Religion was mentioned throughout the novel, specially when the Bellwethers asked Oscar about his thinking and he expressed that he did not believe in anything. We can see in several sequences that Iris´ parents were overbearing with her, just the contrary to Eden´s situation. Eden had the support of his very peculiar parents no matter how ludicrous his ideas were. This distinction made the relationship between Iris and Eden even more difficult than it was and when Oscar met them, he realised that theirs was a strange bond, too cold for brotherhood.
To conclude, The Bellwether Revivals shows a lot of talent for a first novel. Instead of being broken into many different events, it focuses on a few intertwined events and dissects them. It analyses human behaviour in an original and unique way, mixing two aspects that have never been linked before in fiction: music and hypnotism.
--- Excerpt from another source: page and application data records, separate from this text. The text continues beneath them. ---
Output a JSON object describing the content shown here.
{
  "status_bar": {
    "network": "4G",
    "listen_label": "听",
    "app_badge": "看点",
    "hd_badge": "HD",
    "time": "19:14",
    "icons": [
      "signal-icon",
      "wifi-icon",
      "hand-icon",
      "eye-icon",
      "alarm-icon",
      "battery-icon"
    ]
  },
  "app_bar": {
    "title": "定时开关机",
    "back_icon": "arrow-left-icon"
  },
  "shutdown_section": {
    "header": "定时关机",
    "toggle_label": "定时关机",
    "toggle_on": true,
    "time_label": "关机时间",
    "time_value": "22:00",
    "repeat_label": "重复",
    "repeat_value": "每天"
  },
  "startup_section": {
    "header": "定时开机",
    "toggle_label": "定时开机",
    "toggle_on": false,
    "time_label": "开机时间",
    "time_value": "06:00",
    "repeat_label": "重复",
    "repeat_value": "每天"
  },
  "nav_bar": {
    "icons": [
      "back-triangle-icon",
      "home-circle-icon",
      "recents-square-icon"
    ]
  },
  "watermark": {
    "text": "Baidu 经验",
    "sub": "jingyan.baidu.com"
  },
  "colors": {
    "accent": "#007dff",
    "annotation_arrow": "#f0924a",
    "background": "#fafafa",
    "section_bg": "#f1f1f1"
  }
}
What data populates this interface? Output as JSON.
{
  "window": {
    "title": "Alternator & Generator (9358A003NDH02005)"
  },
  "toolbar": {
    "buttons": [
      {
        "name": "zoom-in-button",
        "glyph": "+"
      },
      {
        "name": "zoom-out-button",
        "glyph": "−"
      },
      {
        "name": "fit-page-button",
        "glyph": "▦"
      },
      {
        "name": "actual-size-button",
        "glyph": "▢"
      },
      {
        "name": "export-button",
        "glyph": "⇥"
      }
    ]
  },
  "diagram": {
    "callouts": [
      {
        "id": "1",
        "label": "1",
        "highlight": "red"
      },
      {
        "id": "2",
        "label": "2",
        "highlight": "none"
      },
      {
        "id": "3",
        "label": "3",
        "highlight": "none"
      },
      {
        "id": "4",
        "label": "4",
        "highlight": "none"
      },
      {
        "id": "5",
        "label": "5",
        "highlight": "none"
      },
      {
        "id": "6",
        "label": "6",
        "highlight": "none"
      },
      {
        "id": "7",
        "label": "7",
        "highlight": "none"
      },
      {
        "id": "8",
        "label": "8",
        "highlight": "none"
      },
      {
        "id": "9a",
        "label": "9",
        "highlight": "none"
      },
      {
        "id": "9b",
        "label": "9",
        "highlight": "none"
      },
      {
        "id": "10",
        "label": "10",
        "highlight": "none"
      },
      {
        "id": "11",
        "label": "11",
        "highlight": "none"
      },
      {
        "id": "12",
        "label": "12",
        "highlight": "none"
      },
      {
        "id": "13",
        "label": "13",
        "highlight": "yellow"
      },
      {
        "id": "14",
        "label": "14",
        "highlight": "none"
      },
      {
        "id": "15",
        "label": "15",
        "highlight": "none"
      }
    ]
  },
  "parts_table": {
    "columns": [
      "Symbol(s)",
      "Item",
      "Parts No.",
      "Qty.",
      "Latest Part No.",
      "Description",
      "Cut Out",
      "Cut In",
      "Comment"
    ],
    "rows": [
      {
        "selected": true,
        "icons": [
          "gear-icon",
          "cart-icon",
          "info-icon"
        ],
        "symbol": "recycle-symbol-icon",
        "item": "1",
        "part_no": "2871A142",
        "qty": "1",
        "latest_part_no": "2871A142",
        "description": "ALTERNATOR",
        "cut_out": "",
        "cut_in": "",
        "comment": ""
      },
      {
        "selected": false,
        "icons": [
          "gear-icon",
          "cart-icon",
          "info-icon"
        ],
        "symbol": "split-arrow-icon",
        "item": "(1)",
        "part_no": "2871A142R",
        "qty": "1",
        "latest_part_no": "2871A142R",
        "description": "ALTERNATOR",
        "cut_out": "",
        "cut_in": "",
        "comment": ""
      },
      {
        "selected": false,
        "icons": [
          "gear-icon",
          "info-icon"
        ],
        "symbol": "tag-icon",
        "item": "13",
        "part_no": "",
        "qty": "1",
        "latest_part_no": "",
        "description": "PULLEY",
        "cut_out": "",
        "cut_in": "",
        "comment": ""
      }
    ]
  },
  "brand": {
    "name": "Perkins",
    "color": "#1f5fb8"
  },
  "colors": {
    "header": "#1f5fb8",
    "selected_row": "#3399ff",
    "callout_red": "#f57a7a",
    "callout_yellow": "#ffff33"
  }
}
Other books by the same author:
A Station on the Path to Somewhere Better
Blurb from the book:
For twenty years, Daniel Hardesty has borne the emotional scars of a childhood trauma which he is powerless to undo, which leaves him no peace.
One August morning in 1995, the young Daniel and his estranged father Francis – a character of ‘two weathers’, of irresistible charm and roiling self-pity – set out on a road trip to the North that seems to represent a chance to salvage their relationship. They have one shared interest – The Artifex, a children’s TV drama for which Fran works on set – and Daniel has been promised special access to the studio. But with every passing mile, the layers of Fran’s mendacity and desperation are exposed, pushing him to acts of violence that will define the rest of his son’s life.
The acclaimed author of The Ecliptic writes a novel of exceptional force and beauty about the bond between fathers and sons, about the invention and reconciliation of self – weaving a haunting story of violence and love.
Blurb from the book:
On a forested island off the coast of Istanbul stands Portmantle, a gated refuge for beleaguered artists. There, a curious assembly of painters, architects, writers and musicians strive to restore their faded talents. Elspeth Conroy (known as Knell) is a celebrated painter who has lost faith in her ability and fled the dizzying art scene of 1960s London. On the island, she spends her nights locked in her blacked-out studio, testing a strange new pigment for her elusive masterpiece.
But when a disaffected teenager named Fullerton arrives at the refuge, he disrupts its established routines. He is plagued by a recurring nightmare that steers him into danger, and Knell is left to pick apart the chilling mystery. Where did the boy come from, what is The Ecliptic, and how does it relate to their abandoned lives in England?
About the author of this book
Benjamin Wood grew up in northwest England. He holds an MFA in Creative Writing from the University of British Columbia, Canada.
His first novel The Bellwether Revivals was published by Simon & Schuster in 2012. It was shortlisted for the Costa First Novel Award and the Commonwealth Book Prize.
The Ecliptic was published in 2015 by Scribner, was shortlisted for the Encore Award for best second novel, and was a finalist for the Sunday Times PFD Young Writer of the Year Award in 2016.
His third novel A Station on the Path to Somewhere Better will be published in June 2018.
Benjamin is currently a Lecturer in Creative Writing. He lives in Surrey with his family.
There is no affiliation between The Travelling Reader and the author. Information about the author is taken from their website and other internet sources.